▸ WHAT YOU NEED TO DO
Go through the entries below and report how many lines contain the string "title". Nothing but the number is wanted.

▸ INPUT MATERIAL
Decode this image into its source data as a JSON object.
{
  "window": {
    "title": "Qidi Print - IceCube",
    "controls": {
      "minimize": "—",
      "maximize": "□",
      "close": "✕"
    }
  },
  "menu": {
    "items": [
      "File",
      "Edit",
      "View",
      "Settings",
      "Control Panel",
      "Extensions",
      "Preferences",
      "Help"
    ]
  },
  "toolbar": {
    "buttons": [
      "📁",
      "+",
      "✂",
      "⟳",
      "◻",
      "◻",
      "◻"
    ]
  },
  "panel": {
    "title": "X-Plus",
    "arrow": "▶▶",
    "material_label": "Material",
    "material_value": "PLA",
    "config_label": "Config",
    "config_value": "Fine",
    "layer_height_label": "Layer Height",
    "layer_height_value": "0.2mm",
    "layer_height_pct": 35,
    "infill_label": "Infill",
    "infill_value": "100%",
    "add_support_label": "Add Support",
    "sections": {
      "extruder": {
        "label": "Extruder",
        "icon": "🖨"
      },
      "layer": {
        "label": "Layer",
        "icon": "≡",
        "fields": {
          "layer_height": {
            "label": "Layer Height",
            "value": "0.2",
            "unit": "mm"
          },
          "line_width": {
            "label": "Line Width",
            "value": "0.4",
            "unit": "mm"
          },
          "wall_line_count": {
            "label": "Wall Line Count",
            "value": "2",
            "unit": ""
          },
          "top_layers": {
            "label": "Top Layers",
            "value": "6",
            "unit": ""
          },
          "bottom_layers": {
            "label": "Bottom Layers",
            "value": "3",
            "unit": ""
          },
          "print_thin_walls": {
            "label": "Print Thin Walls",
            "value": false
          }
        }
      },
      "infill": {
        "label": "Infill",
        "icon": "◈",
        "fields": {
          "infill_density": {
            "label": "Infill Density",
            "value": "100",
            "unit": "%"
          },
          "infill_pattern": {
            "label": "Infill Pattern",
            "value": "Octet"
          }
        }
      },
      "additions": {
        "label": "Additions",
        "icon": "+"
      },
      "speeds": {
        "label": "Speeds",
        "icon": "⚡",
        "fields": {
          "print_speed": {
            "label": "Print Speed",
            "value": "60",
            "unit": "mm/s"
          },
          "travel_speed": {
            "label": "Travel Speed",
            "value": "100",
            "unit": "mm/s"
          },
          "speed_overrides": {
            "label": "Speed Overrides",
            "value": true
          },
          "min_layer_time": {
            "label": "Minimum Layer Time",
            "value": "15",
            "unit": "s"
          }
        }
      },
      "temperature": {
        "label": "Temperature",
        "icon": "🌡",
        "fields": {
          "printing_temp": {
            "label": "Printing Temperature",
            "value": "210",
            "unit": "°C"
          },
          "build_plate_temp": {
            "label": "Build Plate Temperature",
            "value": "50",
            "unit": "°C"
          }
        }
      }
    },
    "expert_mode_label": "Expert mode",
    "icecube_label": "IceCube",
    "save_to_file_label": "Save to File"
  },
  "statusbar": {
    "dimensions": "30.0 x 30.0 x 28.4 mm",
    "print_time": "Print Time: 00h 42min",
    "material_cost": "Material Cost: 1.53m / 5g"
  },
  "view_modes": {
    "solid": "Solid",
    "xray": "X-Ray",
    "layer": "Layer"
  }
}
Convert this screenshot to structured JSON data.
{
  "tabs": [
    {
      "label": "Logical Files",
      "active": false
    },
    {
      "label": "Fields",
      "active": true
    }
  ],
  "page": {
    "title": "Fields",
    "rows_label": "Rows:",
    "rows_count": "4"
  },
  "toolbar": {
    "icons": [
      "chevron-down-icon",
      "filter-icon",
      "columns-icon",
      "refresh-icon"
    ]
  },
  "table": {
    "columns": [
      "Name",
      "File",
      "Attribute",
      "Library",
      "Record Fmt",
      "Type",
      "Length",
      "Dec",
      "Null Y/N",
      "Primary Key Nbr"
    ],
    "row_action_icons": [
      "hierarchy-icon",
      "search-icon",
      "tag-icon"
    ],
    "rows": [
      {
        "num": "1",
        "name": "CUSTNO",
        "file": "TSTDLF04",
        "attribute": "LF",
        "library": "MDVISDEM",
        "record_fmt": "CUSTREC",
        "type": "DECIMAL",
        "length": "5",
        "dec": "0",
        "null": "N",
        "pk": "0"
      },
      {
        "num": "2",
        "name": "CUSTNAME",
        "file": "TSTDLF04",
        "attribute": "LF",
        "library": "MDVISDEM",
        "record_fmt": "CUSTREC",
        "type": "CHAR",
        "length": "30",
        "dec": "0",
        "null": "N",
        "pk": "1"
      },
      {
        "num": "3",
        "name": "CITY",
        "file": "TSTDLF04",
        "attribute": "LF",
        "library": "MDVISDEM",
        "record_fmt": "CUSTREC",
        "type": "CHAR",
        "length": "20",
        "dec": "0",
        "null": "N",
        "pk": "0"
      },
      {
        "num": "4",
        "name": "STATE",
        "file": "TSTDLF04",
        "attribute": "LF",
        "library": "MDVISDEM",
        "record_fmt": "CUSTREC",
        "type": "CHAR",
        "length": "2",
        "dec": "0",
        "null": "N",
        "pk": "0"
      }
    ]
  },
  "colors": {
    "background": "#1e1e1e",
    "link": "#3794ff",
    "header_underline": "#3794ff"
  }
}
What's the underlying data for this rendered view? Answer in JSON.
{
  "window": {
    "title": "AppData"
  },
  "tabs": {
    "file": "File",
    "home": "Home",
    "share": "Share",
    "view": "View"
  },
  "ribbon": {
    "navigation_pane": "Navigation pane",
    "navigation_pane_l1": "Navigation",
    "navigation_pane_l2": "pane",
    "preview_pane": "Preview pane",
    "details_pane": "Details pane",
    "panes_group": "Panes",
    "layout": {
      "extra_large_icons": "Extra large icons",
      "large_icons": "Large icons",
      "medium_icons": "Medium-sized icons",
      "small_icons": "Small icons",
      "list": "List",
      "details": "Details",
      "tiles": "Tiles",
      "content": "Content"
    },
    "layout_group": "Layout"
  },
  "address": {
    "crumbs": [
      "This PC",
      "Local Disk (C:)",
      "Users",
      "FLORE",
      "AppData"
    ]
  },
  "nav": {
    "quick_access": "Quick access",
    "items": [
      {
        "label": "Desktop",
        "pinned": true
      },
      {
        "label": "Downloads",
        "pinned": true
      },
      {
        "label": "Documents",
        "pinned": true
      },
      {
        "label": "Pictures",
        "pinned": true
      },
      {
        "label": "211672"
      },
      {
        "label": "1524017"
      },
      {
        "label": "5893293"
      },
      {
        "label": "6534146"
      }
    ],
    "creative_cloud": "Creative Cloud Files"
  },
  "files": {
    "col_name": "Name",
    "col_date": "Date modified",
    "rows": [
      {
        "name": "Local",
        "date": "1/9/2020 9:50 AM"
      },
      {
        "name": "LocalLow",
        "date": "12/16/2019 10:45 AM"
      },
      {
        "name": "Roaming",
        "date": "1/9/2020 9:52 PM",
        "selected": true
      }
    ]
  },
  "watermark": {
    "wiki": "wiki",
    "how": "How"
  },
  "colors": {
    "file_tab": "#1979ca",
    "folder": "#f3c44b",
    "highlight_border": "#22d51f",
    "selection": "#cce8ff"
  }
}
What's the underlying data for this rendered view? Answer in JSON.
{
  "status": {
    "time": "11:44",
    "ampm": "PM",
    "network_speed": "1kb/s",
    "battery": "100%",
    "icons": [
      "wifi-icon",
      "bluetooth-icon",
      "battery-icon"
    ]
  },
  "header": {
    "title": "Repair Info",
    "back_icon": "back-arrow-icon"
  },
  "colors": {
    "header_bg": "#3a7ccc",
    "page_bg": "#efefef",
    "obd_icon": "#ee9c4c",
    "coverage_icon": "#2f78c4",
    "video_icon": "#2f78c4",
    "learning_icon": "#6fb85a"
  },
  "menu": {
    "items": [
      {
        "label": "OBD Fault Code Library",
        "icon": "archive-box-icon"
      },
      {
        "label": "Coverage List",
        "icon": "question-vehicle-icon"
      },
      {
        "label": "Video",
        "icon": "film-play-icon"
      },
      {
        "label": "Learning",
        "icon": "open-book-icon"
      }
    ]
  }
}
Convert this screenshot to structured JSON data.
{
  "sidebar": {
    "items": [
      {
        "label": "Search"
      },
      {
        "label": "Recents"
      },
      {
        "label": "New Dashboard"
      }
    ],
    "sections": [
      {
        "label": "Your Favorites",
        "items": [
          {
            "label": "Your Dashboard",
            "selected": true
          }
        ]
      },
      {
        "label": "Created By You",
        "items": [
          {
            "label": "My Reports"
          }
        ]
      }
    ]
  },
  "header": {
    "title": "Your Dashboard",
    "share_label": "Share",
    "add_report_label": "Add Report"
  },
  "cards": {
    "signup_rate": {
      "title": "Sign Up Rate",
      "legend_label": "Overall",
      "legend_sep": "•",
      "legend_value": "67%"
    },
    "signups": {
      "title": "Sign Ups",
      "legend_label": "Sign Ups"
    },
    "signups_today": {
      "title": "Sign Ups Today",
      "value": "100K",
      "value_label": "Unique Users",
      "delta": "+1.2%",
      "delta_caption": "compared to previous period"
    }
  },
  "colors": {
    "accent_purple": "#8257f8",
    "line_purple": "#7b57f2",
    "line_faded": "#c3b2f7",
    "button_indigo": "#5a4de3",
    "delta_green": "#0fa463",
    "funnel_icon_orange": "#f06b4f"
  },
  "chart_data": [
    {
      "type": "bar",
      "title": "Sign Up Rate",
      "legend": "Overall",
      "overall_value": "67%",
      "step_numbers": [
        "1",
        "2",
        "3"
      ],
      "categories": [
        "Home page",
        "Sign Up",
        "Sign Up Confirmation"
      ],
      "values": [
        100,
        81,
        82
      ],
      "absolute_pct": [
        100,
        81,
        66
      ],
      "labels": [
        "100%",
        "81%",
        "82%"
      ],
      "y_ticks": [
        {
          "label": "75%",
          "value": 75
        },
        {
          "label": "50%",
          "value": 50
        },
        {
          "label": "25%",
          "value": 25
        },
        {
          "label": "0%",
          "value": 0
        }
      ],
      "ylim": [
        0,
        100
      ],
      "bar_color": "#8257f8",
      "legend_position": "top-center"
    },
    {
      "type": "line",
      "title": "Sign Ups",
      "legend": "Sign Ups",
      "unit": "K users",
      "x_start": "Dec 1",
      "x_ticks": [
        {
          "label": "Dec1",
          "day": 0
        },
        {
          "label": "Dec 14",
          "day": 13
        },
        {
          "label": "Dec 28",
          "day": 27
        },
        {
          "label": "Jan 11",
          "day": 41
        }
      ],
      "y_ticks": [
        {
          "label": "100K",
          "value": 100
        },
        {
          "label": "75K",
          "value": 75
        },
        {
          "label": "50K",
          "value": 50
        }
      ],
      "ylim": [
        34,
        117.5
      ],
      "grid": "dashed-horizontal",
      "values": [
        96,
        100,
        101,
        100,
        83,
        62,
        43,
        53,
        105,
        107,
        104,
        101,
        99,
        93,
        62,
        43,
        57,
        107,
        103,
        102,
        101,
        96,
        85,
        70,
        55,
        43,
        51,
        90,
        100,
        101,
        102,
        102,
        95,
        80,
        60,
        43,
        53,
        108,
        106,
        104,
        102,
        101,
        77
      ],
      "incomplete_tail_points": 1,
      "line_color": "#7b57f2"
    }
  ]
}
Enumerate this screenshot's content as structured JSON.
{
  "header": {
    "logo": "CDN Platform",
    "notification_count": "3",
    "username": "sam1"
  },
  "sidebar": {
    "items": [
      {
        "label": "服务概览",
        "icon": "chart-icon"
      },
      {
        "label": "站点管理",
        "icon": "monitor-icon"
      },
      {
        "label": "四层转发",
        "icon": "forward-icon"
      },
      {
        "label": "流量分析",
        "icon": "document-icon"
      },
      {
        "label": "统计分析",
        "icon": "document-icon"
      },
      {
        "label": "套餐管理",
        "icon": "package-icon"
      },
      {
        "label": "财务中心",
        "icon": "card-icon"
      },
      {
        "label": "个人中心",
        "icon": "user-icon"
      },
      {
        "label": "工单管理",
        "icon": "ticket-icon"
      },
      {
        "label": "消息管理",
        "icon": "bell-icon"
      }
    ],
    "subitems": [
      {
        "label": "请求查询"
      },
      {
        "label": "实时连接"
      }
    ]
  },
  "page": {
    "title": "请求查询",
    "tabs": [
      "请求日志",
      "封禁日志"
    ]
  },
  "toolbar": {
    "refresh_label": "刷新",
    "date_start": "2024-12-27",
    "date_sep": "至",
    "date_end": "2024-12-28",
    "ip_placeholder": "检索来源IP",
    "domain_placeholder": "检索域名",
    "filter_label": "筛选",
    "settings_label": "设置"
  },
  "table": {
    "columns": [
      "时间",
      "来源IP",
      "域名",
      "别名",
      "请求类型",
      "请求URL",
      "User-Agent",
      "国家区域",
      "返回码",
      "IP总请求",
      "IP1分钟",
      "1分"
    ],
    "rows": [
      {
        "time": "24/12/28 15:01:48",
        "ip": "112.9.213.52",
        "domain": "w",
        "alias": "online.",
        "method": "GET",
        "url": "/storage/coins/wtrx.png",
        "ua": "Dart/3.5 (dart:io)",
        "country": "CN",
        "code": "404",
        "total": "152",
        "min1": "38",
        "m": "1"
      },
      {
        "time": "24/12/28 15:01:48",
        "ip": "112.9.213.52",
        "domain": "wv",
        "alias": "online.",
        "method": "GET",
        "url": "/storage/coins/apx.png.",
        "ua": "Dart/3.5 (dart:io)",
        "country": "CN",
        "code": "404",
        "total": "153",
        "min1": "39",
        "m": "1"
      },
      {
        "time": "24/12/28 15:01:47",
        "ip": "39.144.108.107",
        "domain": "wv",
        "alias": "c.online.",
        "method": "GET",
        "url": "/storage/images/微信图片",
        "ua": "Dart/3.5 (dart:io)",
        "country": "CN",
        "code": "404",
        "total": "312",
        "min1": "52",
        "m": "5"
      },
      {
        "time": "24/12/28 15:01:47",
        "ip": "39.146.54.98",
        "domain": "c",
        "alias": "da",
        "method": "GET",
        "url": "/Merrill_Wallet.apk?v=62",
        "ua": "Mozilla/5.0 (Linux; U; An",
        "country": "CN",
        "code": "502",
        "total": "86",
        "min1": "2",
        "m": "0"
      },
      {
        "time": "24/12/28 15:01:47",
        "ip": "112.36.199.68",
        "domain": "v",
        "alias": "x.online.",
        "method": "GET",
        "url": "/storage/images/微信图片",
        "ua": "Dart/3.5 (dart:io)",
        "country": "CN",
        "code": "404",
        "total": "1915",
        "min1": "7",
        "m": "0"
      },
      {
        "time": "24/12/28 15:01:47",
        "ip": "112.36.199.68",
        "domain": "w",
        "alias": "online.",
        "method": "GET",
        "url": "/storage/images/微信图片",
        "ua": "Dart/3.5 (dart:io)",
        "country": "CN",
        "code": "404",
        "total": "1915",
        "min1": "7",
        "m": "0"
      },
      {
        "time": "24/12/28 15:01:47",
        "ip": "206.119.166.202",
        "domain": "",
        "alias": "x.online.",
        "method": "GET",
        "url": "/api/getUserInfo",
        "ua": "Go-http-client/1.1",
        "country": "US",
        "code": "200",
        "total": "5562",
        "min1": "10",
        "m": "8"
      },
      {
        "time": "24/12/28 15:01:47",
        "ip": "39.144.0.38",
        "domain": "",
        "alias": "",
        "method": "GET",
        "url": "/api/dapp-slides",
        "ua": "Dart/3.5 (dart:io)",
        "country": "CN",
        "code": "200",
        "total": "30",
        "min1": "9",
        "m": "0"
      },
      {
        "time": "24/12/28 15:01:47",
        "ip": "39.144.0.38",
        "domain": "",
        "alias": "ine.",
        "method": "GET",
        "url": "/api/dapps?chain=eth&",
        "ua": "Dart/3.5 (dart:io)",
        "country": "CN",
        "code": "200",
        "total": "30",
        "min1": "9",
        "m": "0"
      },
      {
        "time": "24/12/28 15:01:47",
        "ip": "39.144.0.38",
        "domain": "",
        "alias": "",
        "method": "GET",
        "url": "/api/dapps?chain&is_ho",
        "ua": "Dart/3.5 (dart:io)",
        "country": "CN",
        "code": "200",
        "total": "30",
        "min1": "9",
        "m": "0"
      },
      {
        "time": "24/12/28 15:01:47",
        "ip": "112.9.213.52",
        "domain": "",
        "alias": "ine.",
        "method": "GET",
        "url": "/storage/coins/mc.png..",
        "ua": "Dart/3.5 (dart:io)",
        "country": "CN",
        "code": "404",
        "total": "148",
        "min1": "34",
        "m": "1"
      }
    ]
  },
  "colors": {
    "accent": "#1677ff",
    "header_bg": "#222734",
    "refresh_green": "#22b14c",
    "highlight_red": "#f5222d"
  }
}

▸ PROBLEM SOLUTION
12